Books only please – If you feel weird requesting specific items, or you know the person won’t dare not bring a wrapped gift for you or your child, ask for books. “We have so many toys but we are building our home library! Can you bring the kids your favorite children’s book instead?” And then have them write an inscription inside for the children to read and remember who gifted it to them.
Crowd fund that playhouse (or other larger item) – if you have a splurge gift in mind for someone, ask your immediate family to contribute towards the one big gift or goal. Got a kid who wants to be a drummer? Grandparents love being able to make those pricey lessons a reality.
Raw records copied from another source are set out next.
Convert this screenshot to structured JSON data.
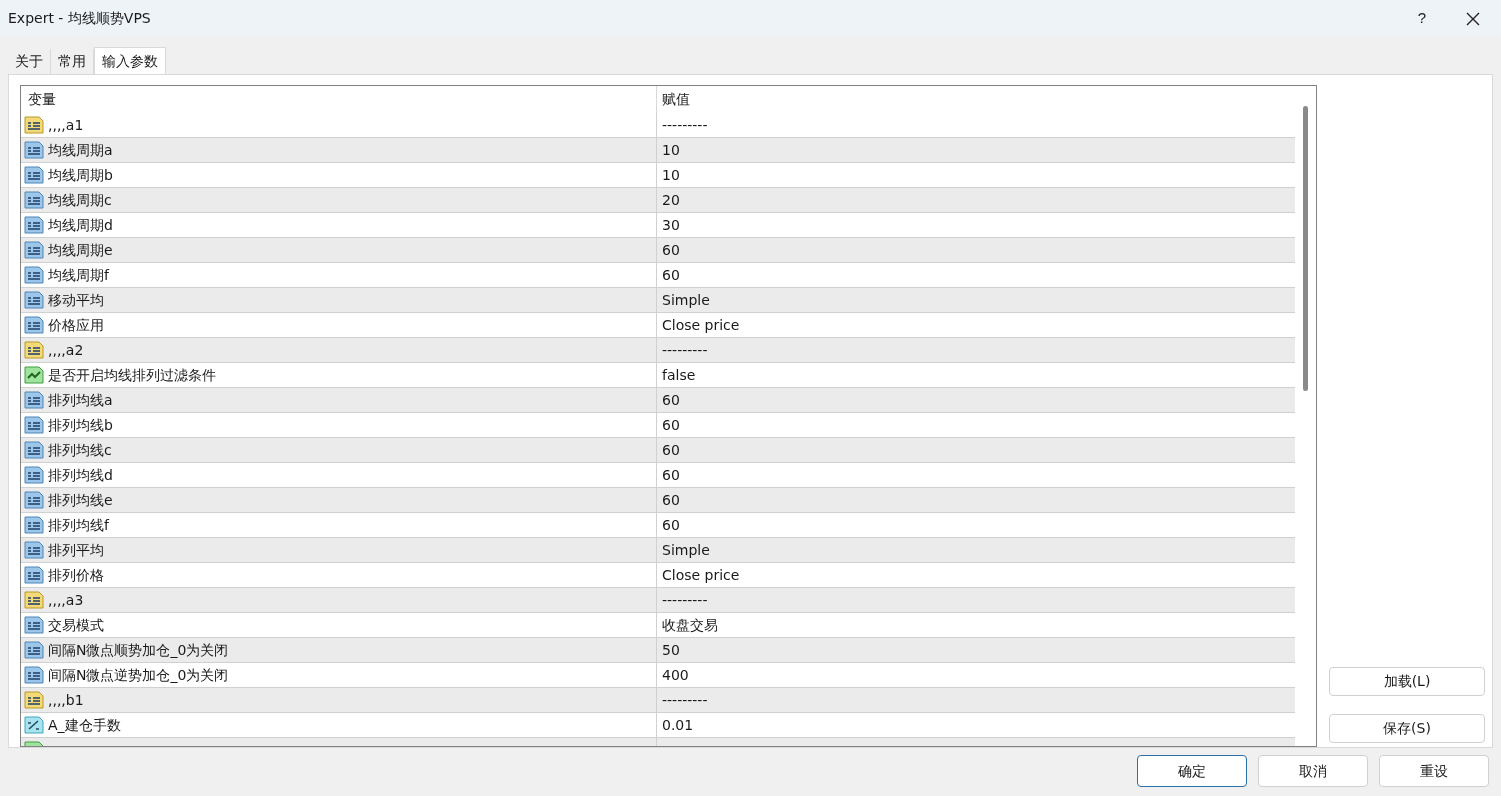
{
  "window": {
    "title": "Expert - 均线顺势VPS",
    "help": "?"
  },
  "tabs": [
    {
      "label": "关于",
      "selected": false
    },
    {
      "label": "常用",
      "selected": false
    },
    {
      "label": "输入参数",
      "selected": true
    }
  ],
  "table": {
    "columns": [
      "变量",
      "赋值"
    ],
    "rows": [
      {
        "kind": "string",
        "name": ",,,,a1",
        "value": "---------"
      },
      {
        "kind": "int",
        "name": "均线周期a",
        "value": "10"
      },
      {
        "kind": "int",
        "name": "均线周期b",
        "value": "10"
      },
      {
        "kind": "int",
        "name": "均线周期c",
        "value": "20"
      },
      {
        "kind": "int",
        "name": "均线周期d",
        "value": "30"
      },
      {
        "kind": "int",
        "name": "均线周期e",
        "value": "60"
      },
      {
        "kind": "int",
        "name": "均线周期f",
        "value": "60"
      },
      {
        "kind": "int",
        "name": "移动平均",
        "value": "Simple"
      },
      {
        "kind": "int",
        "name": "价格应用",
        "value": "Close price"
      },
      {
        "kind": "string",
        "name": ",,,,a2",
        "value": "---------"
      },
      {
        "kind": "bool",
        "name": "是否开启均线排列过滤条件",
        "value": "false"
      },
      {
        "kind": "int",
        "name": "排列均线a",
        "value": "60"
      },
      {
        "kind": "int",
        "name": "排列均线b",
        "value": "60"
      },
      {
        "kind": "int",
        "name": "排列均线c",
        "value": "60"
      },
      {
        "kind": "int",
        "name": "排列均线d",
        "value": "60"
      },
      {
        "kind": "int",
        "name": "排列均线e",
        "value": "60"
      },
      {
        "kind": "int",
        "name": "排列均线f",
        "value": "60"
      },
      {
        "kind": "int",
        "name": "排列平均",
        "value": "Simple"
      },
      {
        "kind": "int",
        "name": "排列价格",
        "value": "Close price"
      },
      {
        "kind": "string",
        "name": ",,,,a3",
        "value": "---------"
      },
      {
        "kind": "int",
        "name": "交易模式",
        "value": "收盘交易"
      },
      {
        "kind": "int",
        "name": "间隔N微点顺势加仓_0为关闭",
        "value": "50"
      },
      {
        "kind": "int",
        "name": "间隔N微点逆势加仓_0为关闭",
        "value": "400"
      },
      {
        "kind": "string",
        "name": ",,,,b1",
        "value": "---------"
      },
      {
        "kind": "double",
        "name": "A_建仓手数",
        "value": "0.01"
      },
      {
        "kind": "bool"
      }
    ]
  },
  "side_buttons": [
    "加载(L)",
    "保存(S)"
  ],
  "buttons": [
    {
      "label": "确定",
      "selected": true
    },
    {
      "label": "取消",
      "selected": false
    },
    {
      "label": "重设",
      "selected": false
    }
  ]
}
Suggest a Consumable gift – maybe your office does a gift swap or secret Santa every year. Suggest you do a consumable gift swap instead. Perhaps you have a friend who always gives you too much at the holidays, ask her if you can put in a request for a batch of her famous peanut butter cookies this year instead of gifts! If you need ideas, I have a list of awesome consumable gifts (that people will actually want) here.
Create a wish list – This is something we do to help our kids evade store meltdowns and give validation to their wants. It’s one of our favorite tricks for the “gimmie” toddler stage and it comes even more in handy around the holidays. Using the Amazon (or even just writing it down on a notepad or note app on your phone) wish list has saved us so.much.money over the years. Very often, kids want something in the moment and forget all about it later. Heck, I do it too, to avoid impulse purchases I refrain from purchasing items that haven’t been on my wish list for at least a week (or longer). Most of the time, I change my mind. Curate your own lists throughout the year for birthdays and Christmas. Our family loves the ease of it and being able chose gifts for the kids or us from a list of items we have really been wanting or needed!
Suggest an event or outing – If there is a group you typically do a gift exchange with, suggest an outing or experience you can do together in lieu of swapping wrapped presents. Some ideas for this would be a movie, dinner, or if its family or a really close group of friends, you could plan to take a trip together!
I think as the years pass and people see how you keep your home, hear your praising your new minimalist lifestyle at the dinner table, and reflect on your own gifting practices, you will get fewer and fewer unwanted gifts. But, in the meantime, I hope some of these suggestions help you.
So, what if – even though you followed these tips on avoiding unwanted gifts, you still received a gift that you didn’t ask for or that doesn’t suit you. What do you do? You can read our post on that topic here.